Photo by Brian Cresswell - Railfan has moved to Mont Albert
For over 20 years the Railfan shop had traded from the intersection of Market Street and Flinders Lane. So there was a huge outcry when this beloved business tooted off into the suburbs in April 2012.
The train enthusiasts who objected longest and loudest haven't seen the new premises which are in the hub of train terrain.
The shop is right across the road from the charming Mont Albert Station, an Edwardian timber building in the Arts and Crafts Style. (c.1910). Opposite is Orient Expresso, a popular cafe where the walls are literally plastered with rail themed paraphernalia. There is even a basket of toy trains kept in readiness for their baby chino customers.
A short drive away (or a 20-25 minute walk) is Box Hill's famous Miniature Railway. So there are plenty of railway buffs and their offspring visiting the area.
For those, like myself who are ignorant of such passions, railfan is the term given to train enthusiasts along with other names such as trainspotter, loco, gricer and gunzel. It quite literally means any person interested in rail transport in a recreational capacity.
This hobby extends to everything train related including locomotives and rolling stock, disused railroad lines, bridges, tunnels, level crossings, stations, railway history, railway art, rail photography, signaling, model trains, as well as the collecting of related ephemera such as timetables and tickets.
The Railfan shop caters for such interests. This is where you can pick up such gripping DVD titles as Ghost Train, More Rail Freight and Marathon of Steam. Best selling books include Best of Buses and the Loco Spotters Handbook.
Stock includes train sets, model trains, magazines, huge portraits of famous engines, maps, postcards, fridge magnets and a charming cabinet of Thomas and Friends toy trains.
As one silver top said, as he stepped over a budding engineer playing with his train on the floor, "the only difference between the big boys and the small are the size of their toys."
Railfan is run by the Association of Railway Enthusiasts a group formed in 1961 to cater for those interested in railways and tramways. The group is also a licensed travel agent, which has run over 90 tours.
Often, they travel over lines which do not see regular passenger services, as well as offering combined bus/walking tours along abandoned railway lines.

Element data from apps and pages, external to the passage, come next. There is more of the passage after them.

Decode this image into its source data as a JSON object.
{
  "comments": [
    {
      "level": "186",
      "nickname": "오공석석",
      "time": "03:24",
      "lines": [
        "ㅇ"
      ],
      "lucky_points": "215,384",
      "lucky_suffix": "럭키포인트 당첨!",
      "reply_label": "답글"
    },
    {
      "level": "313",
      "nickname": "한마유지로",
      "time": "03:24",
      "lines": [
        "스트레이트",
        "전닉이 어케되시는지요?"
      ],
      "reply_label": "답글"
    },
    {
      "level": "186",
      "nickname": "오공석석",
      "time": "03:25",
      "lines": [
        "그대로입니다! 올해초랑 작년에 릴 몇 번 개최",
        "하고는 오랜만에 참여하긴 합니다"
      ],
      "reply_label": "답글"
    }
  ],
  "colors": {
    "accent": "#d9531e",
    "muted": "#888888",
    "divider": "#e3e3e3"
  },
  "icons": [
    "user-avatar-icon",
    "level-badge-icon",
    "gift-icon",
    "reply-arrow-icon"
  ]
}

I picked up a brochure for a forthcoming holiday in Japan. It sounded tempting as it covered the four major islands Honshu, Hokkaido, Kyushu and Shikoku and you got to ride on bullet trains, private railways, monorails, ropeways and steam operations.
Okay, so when the train stops I might be the only one taking pictures of Mount Fuji rather than the engine. But hey, with so many trainspotters on board one could be assured the holiday ran to schedule.